### WORK TASK:
If a line in the listing below has the string "digitales", copy it out.
=======
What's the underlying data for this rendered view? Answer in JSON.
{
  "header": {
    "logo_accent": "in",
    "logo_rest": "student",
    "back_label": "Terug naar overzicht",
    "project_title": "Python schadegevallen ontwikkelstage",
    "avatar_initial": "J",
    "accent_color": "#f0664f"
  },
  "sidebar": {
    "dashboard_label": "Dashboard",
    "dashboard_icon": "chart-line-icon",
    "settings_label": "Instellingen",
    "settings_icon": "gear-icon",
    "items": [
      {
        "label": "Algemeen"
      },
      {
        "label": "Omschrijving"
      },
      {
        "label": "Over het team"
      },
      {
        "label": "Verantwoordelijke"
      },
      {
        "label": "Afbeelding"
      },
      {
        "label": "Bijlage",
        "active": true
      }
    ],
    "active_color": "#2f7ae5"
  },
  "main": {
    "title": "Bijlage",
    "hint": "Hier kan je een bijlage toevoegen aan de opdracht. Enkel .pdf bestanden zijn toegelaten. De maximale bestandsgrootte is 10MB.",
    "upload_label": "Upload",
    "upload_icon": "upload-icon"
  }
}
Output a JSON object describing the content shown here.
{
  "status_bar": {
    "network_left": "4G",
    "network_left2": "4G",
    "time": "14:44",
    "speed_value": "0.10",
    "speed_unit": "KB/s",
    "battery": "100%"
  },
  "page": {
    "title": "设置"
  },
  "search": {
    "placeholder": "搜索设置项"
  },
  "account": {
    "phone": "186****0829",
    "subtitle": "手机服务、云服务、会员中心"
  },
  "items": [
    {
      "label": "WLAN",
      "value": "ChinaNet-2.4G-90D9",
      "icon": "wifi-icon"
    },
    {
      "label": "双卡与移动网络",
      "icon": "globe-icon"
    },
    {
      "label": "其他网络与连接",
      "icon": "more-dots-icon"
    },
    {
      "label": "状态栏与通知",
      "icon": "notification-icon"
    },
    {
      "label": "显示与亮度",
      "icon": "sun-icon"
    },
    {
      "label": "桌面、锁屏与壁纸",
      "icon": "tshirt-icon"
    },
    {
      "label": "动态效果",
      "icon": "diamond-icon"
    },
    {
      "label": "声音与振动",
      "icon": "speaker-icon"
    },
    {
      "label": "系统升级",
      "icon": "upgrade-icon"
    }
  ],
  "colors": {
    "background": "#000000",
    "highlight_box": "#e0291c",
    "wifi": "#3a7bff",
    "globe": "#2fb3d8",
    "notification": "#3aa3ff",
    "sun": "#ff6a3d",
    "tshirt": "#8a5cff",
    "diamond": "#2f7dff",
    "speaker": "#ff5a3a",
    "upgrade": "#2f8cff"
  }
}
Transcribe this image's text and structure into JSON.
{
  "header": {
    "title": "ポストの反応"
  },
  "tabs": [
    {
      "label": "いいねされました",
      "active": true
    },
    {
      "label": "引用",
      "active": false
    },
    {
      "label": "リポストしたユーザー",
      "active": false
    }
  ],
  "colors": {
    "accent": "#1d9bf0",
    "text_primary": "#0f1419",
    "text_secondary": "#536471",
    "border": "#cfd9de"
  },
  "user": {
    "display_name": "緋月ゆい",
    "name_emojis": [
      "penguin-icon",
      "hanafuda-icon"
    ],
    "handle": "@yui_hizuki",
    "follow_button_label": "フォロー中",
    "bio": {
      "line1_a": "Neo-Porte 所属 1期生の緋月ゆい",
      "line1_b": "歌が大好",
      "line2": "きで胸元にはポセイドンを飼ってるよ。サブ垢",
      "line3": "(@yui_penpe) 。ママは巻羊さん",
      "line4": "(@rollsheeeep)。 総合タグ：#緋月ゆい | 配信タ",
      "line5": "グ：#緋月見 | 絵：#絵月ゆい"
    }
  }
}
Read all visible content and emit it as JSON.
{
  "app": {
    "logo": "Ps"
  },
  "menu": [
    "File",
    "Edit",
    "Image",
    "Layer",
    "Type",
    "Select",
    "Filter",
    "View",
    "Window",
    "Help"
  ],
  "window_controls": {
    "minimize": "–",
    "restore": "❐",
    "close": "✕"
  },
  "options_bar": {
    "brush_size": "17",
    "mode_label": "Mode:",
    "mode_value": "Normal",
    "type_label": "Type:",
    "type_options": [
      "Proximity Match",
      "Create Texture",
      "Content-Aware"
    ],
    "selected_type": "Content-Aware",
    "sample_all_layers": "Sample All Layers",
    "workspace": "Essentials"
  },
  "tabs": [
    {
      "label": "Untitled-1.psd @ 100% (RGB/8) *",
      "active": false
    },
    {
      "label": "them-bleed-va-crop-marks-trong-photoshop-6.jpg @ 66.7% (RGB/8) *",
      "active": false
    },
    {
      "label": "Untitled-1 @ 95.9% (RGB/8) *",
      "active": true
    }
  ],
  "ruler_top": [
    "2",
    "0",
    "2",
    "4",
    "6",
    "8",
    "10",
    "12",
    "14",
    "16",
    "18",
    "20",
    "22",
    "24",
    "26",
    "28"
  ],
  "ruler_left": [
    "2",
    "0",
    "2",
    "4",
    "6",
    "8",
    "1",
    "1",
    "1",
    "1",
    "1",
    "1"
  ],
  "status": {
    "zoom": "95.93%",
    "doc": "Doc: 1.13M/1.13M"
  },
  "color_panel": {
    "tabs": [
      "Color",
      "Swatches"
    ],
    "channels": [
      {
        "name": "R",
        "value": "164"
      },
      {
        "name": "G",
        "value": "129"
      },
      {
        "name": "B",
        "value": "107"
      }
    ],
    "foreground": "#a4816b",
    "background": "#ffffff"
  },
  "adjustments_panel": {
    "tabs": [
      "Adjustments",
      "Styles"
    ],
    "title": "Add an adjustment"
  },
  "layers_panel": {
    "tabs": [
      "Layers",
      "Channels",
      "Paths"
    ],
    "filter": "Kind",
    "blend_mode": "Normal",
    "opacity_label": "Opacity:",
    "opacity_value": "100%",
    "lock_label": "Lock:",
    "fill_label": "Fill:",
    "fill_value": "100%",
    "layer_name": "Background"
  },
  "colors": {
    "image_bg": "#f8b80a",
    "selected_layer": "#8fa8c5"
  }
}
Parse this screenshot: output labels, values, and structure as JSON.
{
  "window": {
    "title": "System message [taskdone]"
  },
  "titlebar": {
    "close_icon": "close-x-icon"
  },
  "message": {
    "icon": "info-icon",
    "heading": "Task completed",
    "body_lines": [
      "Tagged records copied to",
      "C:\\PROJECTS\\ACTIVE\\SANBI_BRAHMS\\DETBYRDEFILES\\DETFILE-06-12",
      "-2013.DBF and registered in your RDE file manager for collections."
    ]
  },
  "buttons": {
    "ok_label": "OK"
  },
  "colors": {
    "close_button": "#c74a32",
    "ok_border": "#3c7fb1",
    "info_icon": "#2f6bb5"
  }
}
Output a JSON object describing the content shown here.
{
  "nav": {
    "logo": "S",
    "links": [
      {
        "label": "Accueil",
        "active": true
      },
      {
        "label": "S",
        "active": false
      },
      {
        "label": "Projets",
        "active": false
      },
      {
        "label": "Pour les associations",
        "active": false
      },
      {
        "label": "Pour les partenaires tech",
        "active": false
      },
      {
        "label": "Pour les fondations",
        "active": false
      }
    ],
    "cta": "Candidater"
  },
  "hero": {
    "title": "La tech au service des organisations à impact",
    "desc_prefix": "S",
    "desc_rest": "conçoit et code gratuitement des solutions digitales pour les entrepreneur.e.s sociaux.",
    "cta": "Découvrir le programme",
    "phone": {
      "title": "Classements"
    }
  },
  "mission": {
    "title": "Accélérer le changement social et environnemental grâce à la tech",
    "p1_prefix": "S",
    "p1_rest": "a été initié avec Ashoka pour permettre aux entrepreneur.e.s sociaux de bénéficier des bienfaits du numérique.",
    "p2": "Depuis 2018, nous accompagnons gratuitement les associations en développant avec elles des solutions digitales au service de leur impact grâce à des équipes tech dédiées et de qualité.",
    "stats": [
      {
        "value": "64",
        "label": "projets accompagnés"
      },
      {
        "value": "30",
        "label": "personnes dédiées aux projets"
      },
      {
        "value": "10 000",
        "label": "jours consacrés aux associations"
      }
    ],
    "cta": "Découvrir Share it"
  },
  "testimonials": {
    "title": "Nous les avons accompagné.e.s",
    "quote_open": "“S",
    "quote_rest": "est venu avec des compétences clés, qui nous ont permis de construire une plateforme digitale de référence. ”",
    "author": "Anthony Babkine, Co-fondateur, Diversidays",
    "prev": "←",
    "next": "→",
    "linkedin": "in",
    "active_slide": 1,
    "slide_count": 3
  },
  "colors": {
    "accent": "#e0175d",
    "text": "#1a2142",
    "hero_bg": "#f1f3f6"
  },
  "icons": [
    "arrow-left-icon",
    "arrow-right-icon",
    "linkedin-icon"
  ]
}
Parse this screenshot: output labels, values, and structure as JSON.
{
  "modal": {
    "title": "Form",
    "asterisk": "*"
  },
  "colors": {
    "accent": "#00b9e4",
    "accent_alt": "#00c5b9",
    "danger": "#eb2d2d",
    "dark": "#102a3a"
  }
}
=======
### SOLUTION FOR THIS PROBLEM:
    "desc_rest": "conçoit et code gratuitement des solutions digitales pour les entrepreneur.e.s sociaux.",
    "p2": "Depuis 2018, nous accompagnons gratuitement les associations en développant avec elles des solutions digitales au service de leur impact grâce à des équipes tech dédiées et de qualité.",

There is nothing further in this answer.